**Problem details**
The answer must be every entry below, word for word, with the pictures left out.

**The input**
──────

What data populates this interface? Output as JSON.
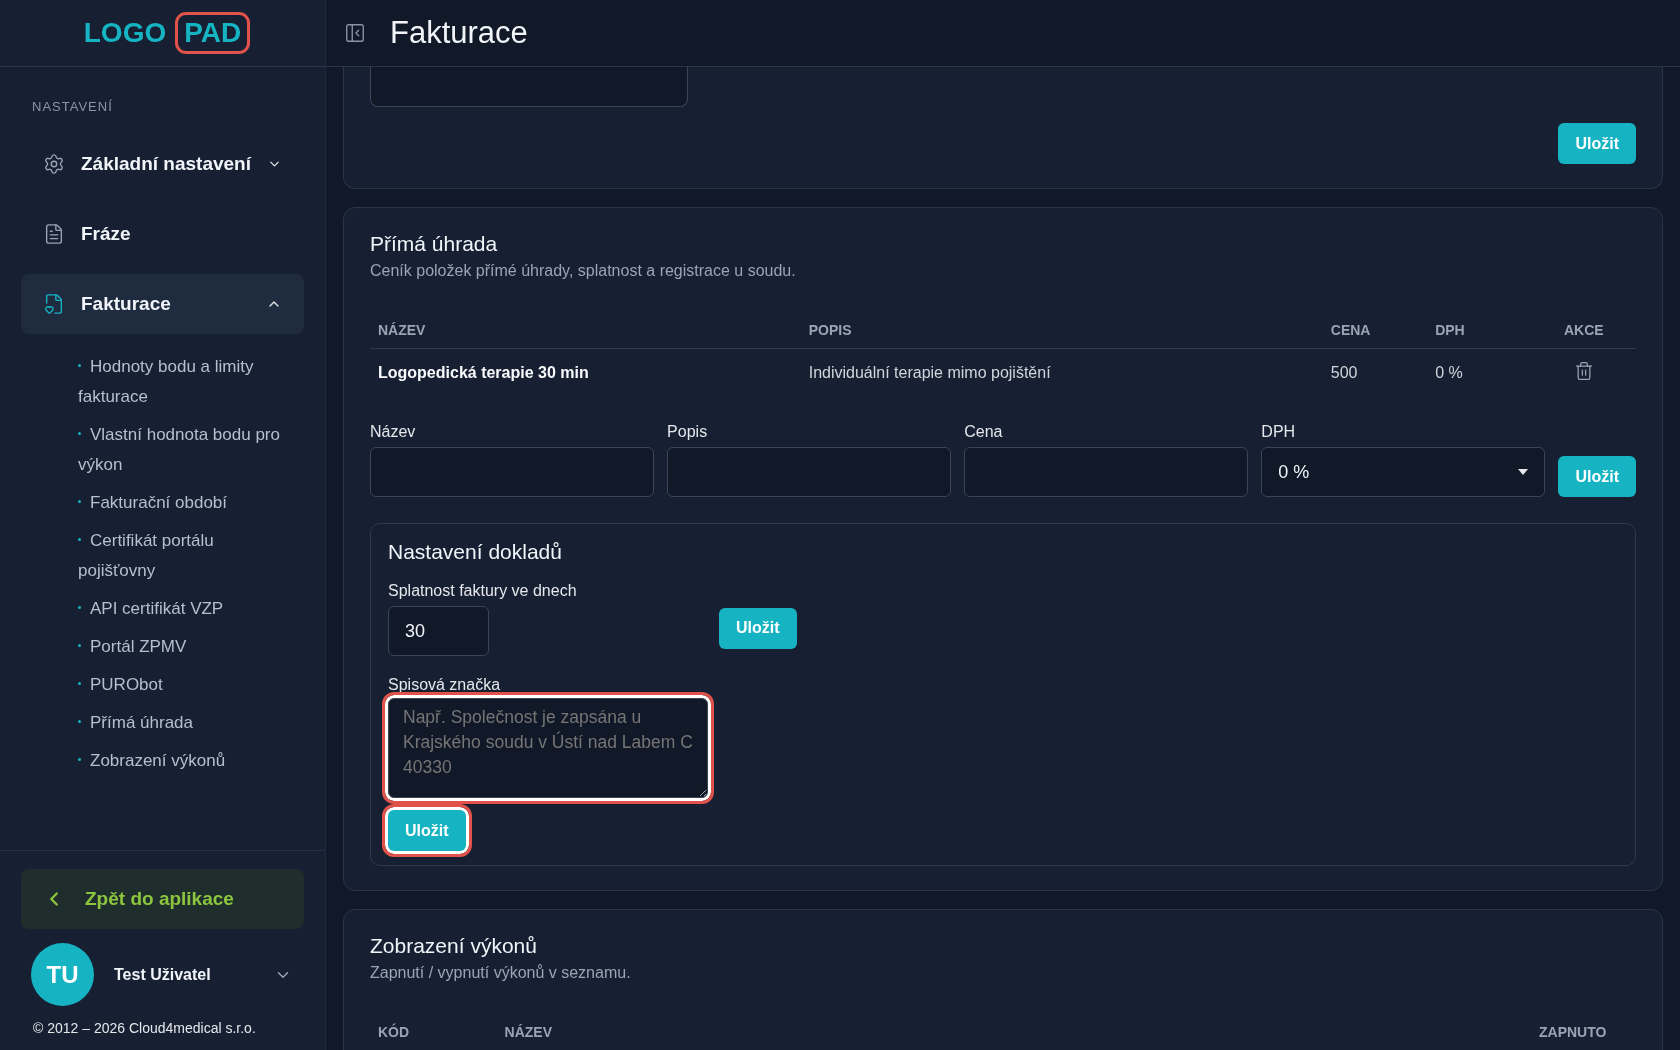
{
  "logo": {
    "part_1": "LOGO",
    "part_2": "PAD",
    "part_2_highlighted": true
  },
  "sidebar": {
    "section_label": "NASTAVENÍ",
    "items": [
      {
        "label": "Základní nastavení",
        "kind": "settings",
        "expanded": false,
        "selected": false
      },
      {
        "label": "Fráze",
        "kind": "document",
        "selected": false
      },
      {
        "label": "Fakturace",
        "kind": "invoice",
        "expanded": true,
        "selected": true,
        "children": [
          "Hodnoty bodu a limity fakturace",
          "Vlastní hodnota bodu pro výkon",
          "Fakturační období",
          "Certifikát portálu pojišťovny",
          "API certifikát VZP",
          "Portál ZPMV",
          "PURObot",
          "Přímá úhrada",
          "Zobrazení výkonů"
        ]
      }
    ],
    "back_button": "Zpět do aplikace",
    "user": {
      "initials": "TU",
      "name": "Test Uživatel"
    },
    "copyright": "© 2012 – 2026 Cloud4medical s.r.o."
  },
  "header": {
    "title": "Fakturace"
  },
  "top_card": {
    "save_button": "Uložit"
  },
  "direct_payment": {
    "title": "Přímá úhrada",
    "subtitle": "Ceník položek přímé úhrady, splatnost a registrace u soudu.",
    "columns": [
      "NÁZEV",
      "POPIS",
      "CENA",
      "DPH",
      "AKCE"
    ],
    "rows": [
      {
        "name": "Logopedická terapie 30 min",
        "description": "Individuální terapie mimo pojištění",
        "price": "500",
        "vat": "0 %"
      }
    ],
    "form": {
      "name_label": "Název",
      "description_label": "Popis",
      "price_label": "Cena",
      "vat_label": "DPH",
      "vat_value": "0 %",
      "save_button": "Uložit"
    },
    "documents": {
      "title": "Nastavení dokladů",
      "due_label": "Splatnost faktury ve dnech",
      "due_value": "30",
      "due_save": "Uložit",
      "file_label": "Spisová značka",
      "file_placeholder": "Např. Společnost je zapsána u Krajského soudu v Ústí nad Labem C 40330",
      "file_highlighted": true,
      "file_save": "Uložit",
      "file_save_highlighted": true
    }
  },
  "services": {
    "title": "Zobrazení výkonů",
    "subtitle": "Zapnutí / vypnutí výkonů v seznamu.",
    "columns": [
      "KÓD",
      "NÁZEV",
      "ZAPNUTO"
    ]
  }
}
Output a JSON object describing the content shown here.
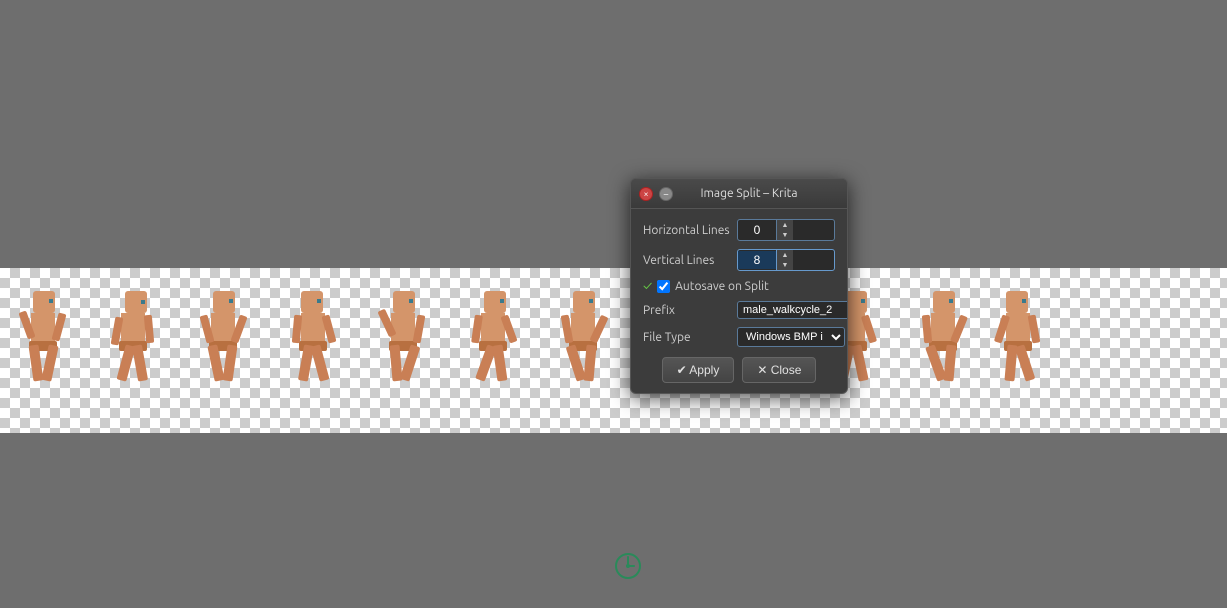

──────

**Worked solution**
What data populates this interface? Output as JSON.
{
  "logo": {
    "part_1": "LOGO",
    "part_2": "PAD",
    "part_2_highlighted": true
  },
  "sidebar": {
    "section_label": "NASTAVENÍ",
    "items": [
      {
        "label": "Základní nastavení",
        "kind": "settings",
        "expanded": false,
        "selected": false
      },
      {
        "label": "Fráze",
        "kind": "document",
        "selected": false
      },
      {
        "label": "Fakturace",
        "kind": "invoice",
        "expanded": true,
        "selected": true,
        "children": [
          "Hodnoty bodu a limity fakturace",
          "Vlastní hodnota bodu pro výkon",
          "Fakturační období",
          "Certifikát portálu pojišťovny",
          "API certifikát VZP",
          "Portál ZPMV",
          "PURObot",
          "Přímá úhrada",
          "Zobrazení výkonů"
        ]
      }
    ],
    "back_button": "Zpět do aplikace",
    "user": {
      "initials": "TU",
      "name": "Test Uživatel"
    },
    "copyright": "© 2012 – 2026 Cloud4medical s.r.o."
  },
  "header": {
    "title": "Fakturace"
  },
  "top_card": {
    "save_button": "Uložit"
  },
  "direct_payment": {
    "title": "Přímá úhrada",
    "subtitle": "Ceník položek přímé úhrady, splatnost a registrace u soudu.",
    "columns": [
      "NÁZEV",
      "POPIS",
      "CENA",
      "DPH",
      "AKCE"
    ],
    "rows": [
      {
        "name": "Logopedická terapie 30 min",
        "description": "Individuální terapie mimo pojištění",
        "price": "500",
        "vat": "0 %"
      }
    ],
    "form": {
      "name_label": "Název",
      "description_label": "Popis",
      "price_label": "Cena",
      "vat_label": "DPH",
      "vat_value": "0 %",
      "save_button": "Uložit"
    },
    "documents": {
      "title": "Nastavení dokladů",
      "due_label": "Splatnost faktury ve dnech",
      "due_value": "30",
      "due_save": "Uložit",
      "file_label": "Spisová značka",
      "file_placeholder": "Např. Společnost je zapsána u Krajského soudu v Ústí nad Labem C 40330",
      "file_highlighted": true,
      "file_save": "Uložit",
      "file_save_highlighted": true
    }
  },
  "services": {
    "title": "Zobrazení výkonů",
    "subtitle": "Zapnutí / vypnutí výkonů v seznamu.",
    "columns": [
      "KÓD",
      "NÁZEV",
      "ZAPNUTO"
    ]
  }
}
Output a JSON object describing the content shown here.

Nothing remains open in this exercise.